Breonna Taylor Case Nationally Appalling


Louisville protestors in a standoff with police after the grand jury’s verdict goes public. Image Credit: Xavier Burrell for the New York Times

Ethan Rascoe

March 13th, 2020, three police officers dressed out of uniform in plain clothing, execute a “no-knock” search warrant into the apartment of E.M.T. Breonna Taylor and her boyfriend Kenneth Walker. Walker fires upon the three men expecting them to be home invaders, injuring Officer Jonathan Mattingly. In response, officer Brett Hankinson returns 10 of the 25 rounds fired by the officers into the apartment, murdering the 26-year-old, Breonna Taylor. Six months later in September of 2020, the grand jury reaches a decision on her case. Brett Hankinson is charged with three counts of 1st Degree Wanton Endangerment due to his rounds entering surrounding apartments, with no acknowledgement whatsoever for the murder of Breonna Taylor.

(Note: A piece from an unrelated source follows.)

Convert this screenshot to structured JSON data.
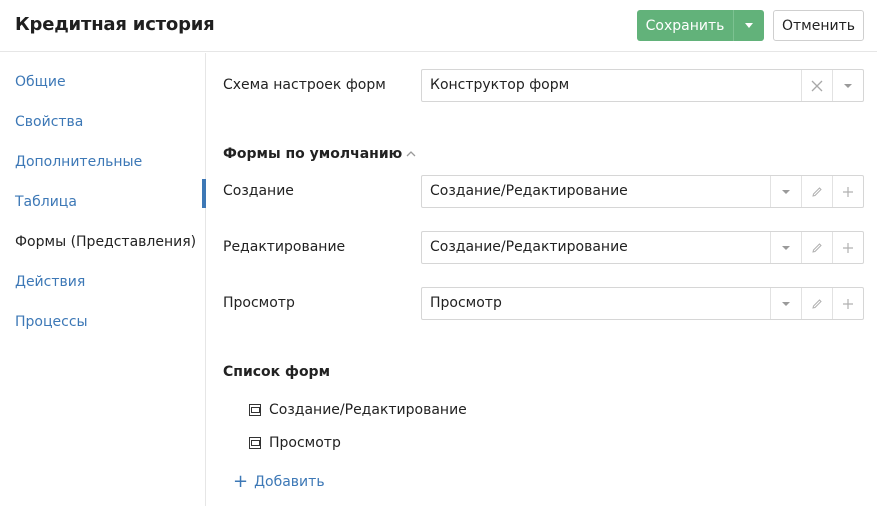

After the devastating ruling hit public ears, cities such as Chicago, Boston, New York City, Los Angeles, and countless more, immediately surged into protest. Tears were shed in the streets, cries were heard, and marches were held. Even after Breonna’s Law was enacted in June earlier this year and the settlement to her grieving family was signed in early September, protests rage on.


According to protestors, allowing Brett Hankinson, Jonathan Mattingly, and Myles Cosgrove to continue without any severe repercussions for the murder of Breonna Taylor is no example of justice. Breonna Taylor serves as a constant reminder for the protestors who have battled for justice daily since the death of George Floyd to keep up their fight. They feel that settlement from the city of Louisville and indictment of Hankinson will never be able to make up for the emotional damages forced upon Taylor’s loved ones, and the ongoing racial injustices all throughout the country. Even local to Atlanta and the Atlanta suburbs, the fight against Taylor’s injustice flourishes onwards.


Locally in downtown Atlanta on September 23rd, a protest had formed in Woodruff Park and eventually made its way to the capitol building. Video footage posted by WABE 90.1 FM News producer Lily Oppenheimer depicts chants of “say her name, Breonna Taylor” and “What do we want? Justice. When do we want it? Now.” The footage is credited to Christopher Alston, a reporter who also works with the WABE news team.


Lily Oppenheimer’s Post of the Atlanta Protests


Later in the night however, when the crowd got larger and the protest continued, heavily armed Atlanta police arrived to send out canisters of tear gas, dispersing of the large crowds around the capitol building. Anchor for news organizations CNN, NBC, and PBS, Martin Savidge, posted the following footage of the chemical weapons being deployed to his twitter:


Footage of Tear Gas Deployment


One of the Georgian candidates for senate, Reverend Raphael Warnock, commented over Twitter on the verdict of her murder on the same day as the Atlanta protests saying, “Not charging all the cops responsible for Breonna Taylor’s death is gross negligence of justice. It devalues the life of Breonna Taylor. Black lives matter…”